Solicitor Simon McGarr on his blog Tuppenceworth.ie writes
[When RTE removed Miss Panti’s interview from the RTE Player] RTE initially sought to obscure the source of this legal concern, telling TheJournal.ie that the censorship was:
due to potential legal issues and for reasons of sensitivity following the death of Tom O’Gorman as would be standard practice in such situations.
The unseemly attempt to use Mr. O’Gorman’s death as an explanation was overtaken by events when, on Thursday the 16th January, the Irish Independent ran a story headed “RTE cuts part of show after legal complaint from Waters”;
It removed the entire programme earlier this week, after claims that comments made by a guest about journalist John Waters were defamatory.
The Irish Independent understands that representatives of Mr Waters sent a legal letter to the broadcaster, seeking the removal of the interview.
Mr Waters refused to comment when contacted by the Irish Independent. However, sources confirmed that he contacted the broadcaster and asked for the programme to be removed.
When he did not receive what he saw as a satisfactory response, his solicitors sent RTE a legal letter.
Now, this is where we reach an interesting point. Because, provided we accept that the Irish Independent was accurate, this was not merely a letter from an aggrieved citizen to a broadcaster.
It was also a letter from one of that Broadcaster’s regulators seeking to have that broadcaster censor a citizen, who was both contributing to a matter of public debate and engaging in a defence of a minority of which he is a member, bona fide and without malice.
This is, to put it mildly, an unusual situation.
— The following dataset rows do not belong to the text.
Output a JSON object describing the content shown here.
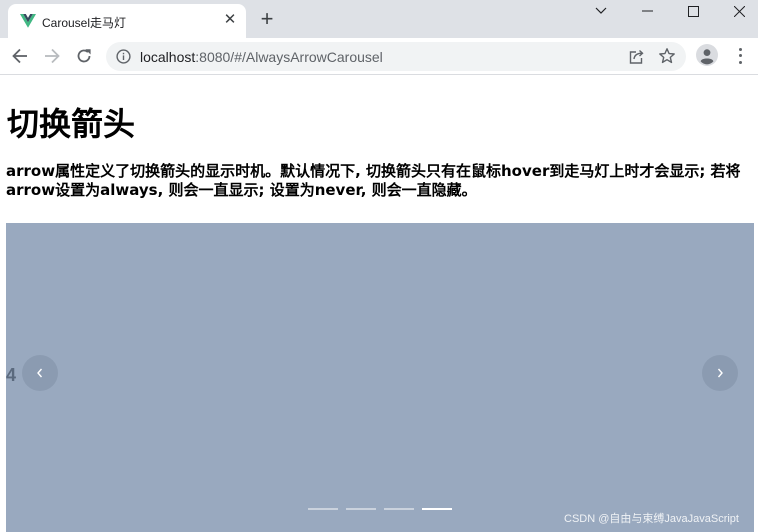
{
  "browser": {
    "tab_title": "Carousel走马灯",
    "url_host": "localhost",
    "url_rest": ":8080/#/AlwaysArrowCarousel"
  },
  "page": {
    "title": "切换箭头",
    "description": "arrow属性定义了切换箭头的显示时机。默认情况下, 切换箭头只有在鼠标hover到走马灯上时才会显示; 若将arrow设置为always, 则会一直显示; 设置为never, 则会一直隐藏。"
  },
  "carousel": {
    "slide_label": "4",
    "background_color": "#99a9bf",
    "indicator_count": 4,
    "active_index": 3
  },
  "watermark": "CSDN @自由与束缚JavaJavaScript",
  "icons": {
    "favicon": "vue-logo-icon",
    "close": "close-icon",
    "new_tab": "plus-icon",
    "back": "arrow-left-icon",
    "forward": "arrow-right-icon",
    "reload": "reload-icon",
    "info": "info-icon",
    "share": "share-icon",
    "bookmark": "star-icon",
    "profile": "avatar-icon",
    "menu": "more-vertical-icon"
  }
}
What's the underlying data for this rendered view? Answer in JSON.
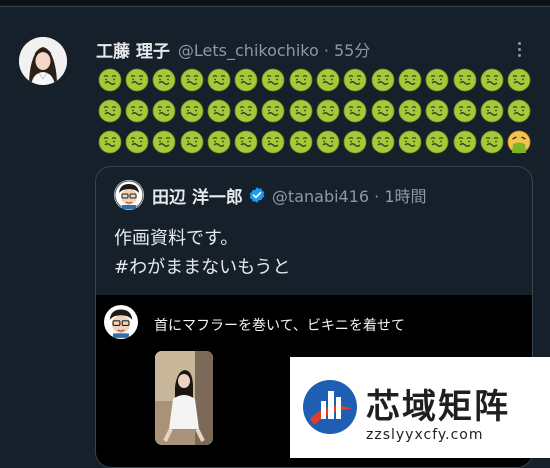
{
  "tweet": {
    "display_name": "工藤 理子",
    "handle_line": "@Lets_chikochiko · 55分",
    "emoji_rows": [
      {
        "icons": [
          "nauseated-face",
          "nauseated-face",
          "nauseated-face",
          "nauseated-face",
          "nauseated-face",
          "nauseated-face",
          "nauseated-face",
          "nauseated-face",
          "nauseated-face",
          "nauseated-face",
          "nauseated-face",
          "nauseated-face",
          "nauseated-face",
          "nauseated-face",
          "nauseated-face",
          "nauseated-face"
        ]
      },
      {
        "icons": [
          "nauseated-face",
          "nauseated-face",
          "nauseated-face",
          "nauseated-face",
          "nauseated-face",
          "nauseated-face",
          "nauseated-face",
          "nauseated-face",
          "nauseated-face",
          "nauseated-face",
          "nauseated-face",
          "nauseated-face",
          "nauseated-face",
          "nauseated-face",
          "nauseated-face",
          "nauseated-face"
        ]
      },
      {
        "icons": [
          "nauseated-face",
          "nauseated-face",
          "nauseated-face",
          "nauseated-face",
          "nauseated-face",
          "nauseated-face",
          "nauseated-face",
          "nauseated-face",
          "nauseated-face",
          "nauseated-face",
          "nauseated-face",
          "nauseated-face",
          "nauseated-face",
          "nauseated-face",
          "nauseated-face",
          "vomiting-face"
        ]
      }
    ]
  },
  "quote": {
    "display_name": "田辺 洋一郎",
    "handle_line": "@tanabi416 · 1時間",
    "text_line1": "作画資料です。",
    "text_line2": "#わがままないもうと",
    "media_caption": "首にマフラーを巻いて、ビキニを着せて"
  },
  "watermark": {
    "title": "芯域矩阵",
    "url": "zzslyyxcfy.com"
  },
  "colors": {
    "background": "#15202b",
    "text_primary": "#e7e9ea",
    "text_secondary": "#8b98a5",
    "border": "#38444d",
    "verified": "#1d9bf0",
    "nausea_green": "#a6c93a"
  }
}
John Waters is not just a private citizen. He is a member of the Government-appointed Broadcasting Authority of Ireland. And as part of that appointment he has to accept certain constraints on his behaviour. Firstly, uniquely amongst all citizens, the nine members of the BAI are told to protect one constitutional right above all others.
The Broadcasting Act 2009 sets out the obligations and function of the Authority and its members in Section 25 (1) of the Act. They must ensure
(b) that the democratic values enshrined in the Constitution, especially those relating to rightful liberty of expression, are upheld,
(c) the provision of open and pluralistic broadcasting services.
This section sets out what are the primary duties of the Authority and each of its members. They place an obligation on all the Authority members to be act to ensure that the right to freedom of expression is “especially” upheld and that broadcasting services are “open and pluralistic”. This is actually their job.
There is a corollary of this.
The nine members of the Broadcasting Authority of Ireland must not seek to lightly restrict liberty of expression on the basis of claims of defamation untested before the courts. The inhibitions on them before seeking the silencing of debate are significantly higher than on the rest of us.
A broadcasting Regulator who is obliged to uphold the constitutional “liberty of expression” above all other democratic and Constitutional values and to act to “ensure the provision of open and pluralistic broadcasting” can choose to follow their statutory duty. Or they can contact a broadcaster and obtain the silencing of a dissenting view without testing the legitimacy of their complaint before a court.
But I can’t see any way that they can do both.